Contents

# Contents

## Idea

Two maps $f : X \to Z$ and $g : Y \to Z$ of manifolds are transversal roughly if the images of $X$ and $Y$ in $Z$ do not “touch tangentially”.

## Definition

Two maps $f : X \to Z$ and $g : Y \to Z$ of smooth manifolds are transversal if for all point $x \in X$ and $y \in Y$ with $f(x) = z = g(y)$ the differentials of $f$ and $g$ in these points span the entire tangent space at $z$ in the sense that

$im(d f) + im(d g) \simeq T_z Z \,.$

(Notice that this is not required to be a direct sum.)

In particular, a submersion is transversal to all functions.

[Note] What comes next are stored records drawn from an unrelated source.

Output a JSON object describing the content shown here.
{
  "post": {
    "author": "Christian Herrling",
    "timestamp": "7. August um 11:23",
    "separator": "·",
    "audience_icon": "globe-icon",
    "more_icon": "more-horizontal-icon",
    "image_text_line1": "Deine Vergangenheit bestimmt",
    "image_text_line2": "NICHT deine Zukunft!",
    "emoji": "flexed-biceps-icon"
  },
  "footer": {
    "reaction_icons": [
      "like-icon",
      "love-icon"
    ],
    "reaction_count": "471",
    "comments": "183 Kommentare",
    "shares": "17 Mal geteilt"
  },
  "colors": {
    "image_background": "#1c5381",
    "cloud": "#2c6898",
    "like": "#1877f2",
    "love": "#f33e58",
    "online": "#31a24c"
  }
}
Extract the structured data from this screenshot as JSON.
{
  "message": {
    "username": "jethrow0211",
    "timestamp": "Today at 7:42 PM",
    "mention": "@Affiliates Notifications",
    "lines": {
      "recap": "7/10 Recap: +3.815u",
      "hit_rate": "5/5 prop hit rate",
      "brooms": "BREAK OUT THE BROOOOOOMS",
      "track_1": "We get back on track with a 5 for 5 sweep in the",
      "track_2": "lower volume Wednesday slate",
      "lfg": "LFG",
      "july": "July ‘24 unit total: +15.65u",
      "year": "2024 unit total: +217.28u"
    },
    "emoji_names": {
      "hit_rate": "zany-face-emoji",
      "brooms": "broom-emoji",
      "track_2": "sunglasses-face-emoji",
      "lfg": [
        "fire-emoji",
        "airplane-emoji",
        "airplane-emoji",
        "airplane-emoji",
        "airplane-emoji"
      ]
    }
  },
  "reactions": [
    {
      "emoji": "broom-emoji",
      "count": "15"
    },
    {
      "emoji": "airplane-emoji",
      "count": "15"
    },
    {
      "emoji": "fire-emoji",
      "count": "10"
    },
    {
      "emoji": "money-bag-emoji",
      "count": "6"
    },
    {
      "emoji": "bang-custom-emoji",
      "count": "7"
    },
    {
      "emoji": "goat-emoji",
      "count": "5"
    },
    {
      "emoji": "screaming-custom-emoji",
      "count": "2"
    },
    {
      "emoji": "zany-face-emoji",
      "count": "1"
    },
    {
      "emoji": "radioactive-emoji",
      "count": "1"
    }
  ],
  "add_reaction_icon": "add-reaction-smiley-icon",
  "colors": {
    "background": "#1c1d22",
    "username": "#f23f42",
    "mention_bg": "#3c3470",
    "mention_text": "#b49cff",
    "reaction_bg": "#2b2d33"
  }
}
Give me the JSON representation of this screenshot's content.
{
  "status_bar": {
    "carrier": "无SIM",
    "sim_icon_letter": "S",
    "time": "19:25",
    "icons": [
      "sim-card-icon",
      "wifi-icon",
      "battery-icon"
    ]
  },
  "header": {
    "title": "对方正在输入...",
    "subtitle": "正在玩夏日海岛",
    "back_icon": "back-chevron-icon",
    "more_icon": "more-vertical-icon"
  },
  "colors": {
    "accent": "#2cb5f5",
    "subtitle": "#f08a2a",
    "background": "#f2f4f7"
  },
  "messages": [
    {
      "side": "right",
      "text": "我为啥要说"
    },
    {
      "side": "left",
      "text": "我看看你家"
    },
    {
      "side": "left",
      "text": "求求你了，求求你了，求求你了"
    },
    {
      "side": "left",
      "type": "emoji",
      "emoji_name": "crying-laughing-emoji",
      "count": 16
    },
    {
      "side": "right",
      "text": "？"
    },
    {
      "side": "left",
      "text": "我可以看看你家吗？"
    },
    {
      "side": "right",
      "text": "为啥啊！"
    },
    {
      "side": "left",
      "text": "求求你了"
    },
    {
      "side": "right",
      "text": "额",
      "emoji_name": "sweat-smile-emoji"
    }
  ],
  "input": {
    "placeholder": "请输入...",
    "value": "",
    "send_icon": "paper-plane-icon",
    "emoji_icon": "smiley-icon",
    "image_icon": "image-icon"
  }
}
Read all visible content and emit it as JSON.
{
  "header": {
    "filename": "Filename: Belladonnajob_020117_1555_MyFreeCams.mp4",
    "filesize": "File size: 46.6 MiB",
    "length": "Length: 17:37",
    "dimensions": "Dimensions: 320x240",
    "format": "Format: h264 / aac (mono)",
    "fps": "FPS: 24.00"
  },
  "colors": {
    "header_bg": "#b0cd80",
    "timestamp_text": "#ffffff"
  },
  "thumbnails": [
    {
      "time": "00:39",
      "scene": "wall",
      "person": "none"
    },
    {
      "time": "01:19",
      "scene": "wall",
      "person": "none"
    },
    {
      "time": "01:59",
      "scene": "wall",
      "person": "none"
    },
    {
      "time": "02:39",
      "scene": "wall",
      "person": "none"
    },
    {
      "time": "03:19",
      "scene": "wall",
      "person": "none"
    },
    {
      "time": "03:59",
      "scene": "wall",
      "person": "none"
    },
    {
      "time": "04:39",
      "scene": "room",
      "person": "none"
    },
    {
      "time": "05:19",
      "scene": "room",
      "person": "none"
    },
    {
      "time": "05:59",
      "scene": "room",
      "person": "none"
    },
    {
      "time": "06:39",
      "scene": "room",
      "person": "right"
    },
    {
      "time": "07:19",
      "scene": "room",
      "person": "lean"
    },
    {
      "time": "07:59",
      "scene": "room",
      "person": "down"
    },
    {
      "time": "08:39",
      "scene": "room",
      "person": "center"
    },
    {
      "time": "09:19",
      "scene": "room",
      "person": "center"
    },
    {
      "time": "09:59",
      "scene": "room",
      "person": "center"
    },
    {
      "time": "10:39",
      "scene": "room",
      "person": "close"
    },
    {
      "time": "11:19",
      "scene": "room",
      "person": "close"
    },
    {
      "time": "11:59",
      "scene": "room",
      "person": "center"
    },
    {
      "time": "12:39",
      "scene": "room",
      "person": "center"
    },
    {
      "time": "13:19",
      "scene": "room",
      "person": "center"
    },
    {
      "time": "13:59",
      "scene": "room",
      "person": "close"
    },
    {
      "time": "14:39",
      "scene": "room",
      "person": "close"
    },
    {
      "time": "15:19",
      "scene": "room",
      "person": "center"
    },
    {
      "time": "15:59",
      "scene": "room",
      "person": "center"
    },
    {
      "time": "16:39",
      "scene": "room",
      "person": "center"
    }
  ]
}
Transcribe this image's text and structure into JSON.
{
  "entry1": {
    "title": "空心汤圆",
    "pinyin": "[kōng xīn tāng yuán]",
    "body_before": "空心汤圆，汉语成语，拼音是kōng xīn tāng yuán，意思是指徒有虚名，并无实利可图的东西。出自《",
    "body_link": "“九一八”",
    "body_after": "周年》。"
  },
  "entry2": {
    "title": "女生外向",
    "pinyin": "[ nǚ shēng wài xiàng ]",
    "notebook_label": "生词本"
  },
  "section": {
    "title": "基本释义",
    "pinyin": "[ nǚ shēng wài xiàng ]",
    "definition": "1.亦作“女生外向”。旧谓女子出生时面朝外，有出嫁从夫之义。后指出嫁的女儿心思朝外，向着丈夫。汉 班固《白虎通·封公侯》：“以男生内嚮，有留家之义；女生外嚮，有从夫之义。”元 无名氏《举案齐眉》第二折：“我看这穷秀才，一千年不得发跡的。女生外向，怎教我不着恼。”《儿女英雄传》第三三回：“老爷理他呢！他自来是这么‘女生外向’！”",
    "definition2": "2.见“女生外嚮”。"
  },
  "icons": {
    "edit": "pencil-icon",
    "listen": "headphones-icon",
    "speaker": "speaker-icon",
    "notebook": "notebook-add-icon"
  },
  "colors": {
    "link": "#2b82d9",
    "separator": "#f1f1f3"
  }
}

In particular, $f$ or $g$ may be inclusions of (possibly immersed) submanifolds in which case we talk about the transversality of submanifolds.

## Properties

Various constructions involving pullbacks of manifolds work as expected only for pullbacks involving transversal maps.

For example, two maps with a common target are transversal only if their pullback exists and is preserved by the tangent bundle functor; that is, $T(X \times_Z Y) = T X \times_{T Z} T Y$. (However, the pullback may exist and be preserved without transversality; for example if $X$ and $Y$ are both abstract points, $Z$ is not a point, and the maps $X, Y \to Z$ are equal as concrete points of $Z$.)

This is to be regarded as the dual of the possibly more familiar statement that various constructions involving quotients only work as expected for free actions.

Both of these “problems” are solved by passing from the ordinary $1$-category of manifolds to a suitable higher category of generalized smooth spaces.

More precisely:

• Antoni Kosinski, chapter IV.1 of Differential manifolds, Academic Press 1993 (pdf)

• T. Bröcker, K. Jänich, C. B. Thomas, M. J. Thomas, Introduction to differentiable topology, 1982 (translated from German 1973 edition; ∃ also 1990 German 2nd edition)

• Morris W. Hirsch, Differential topology, Springer GTM 33, gBooks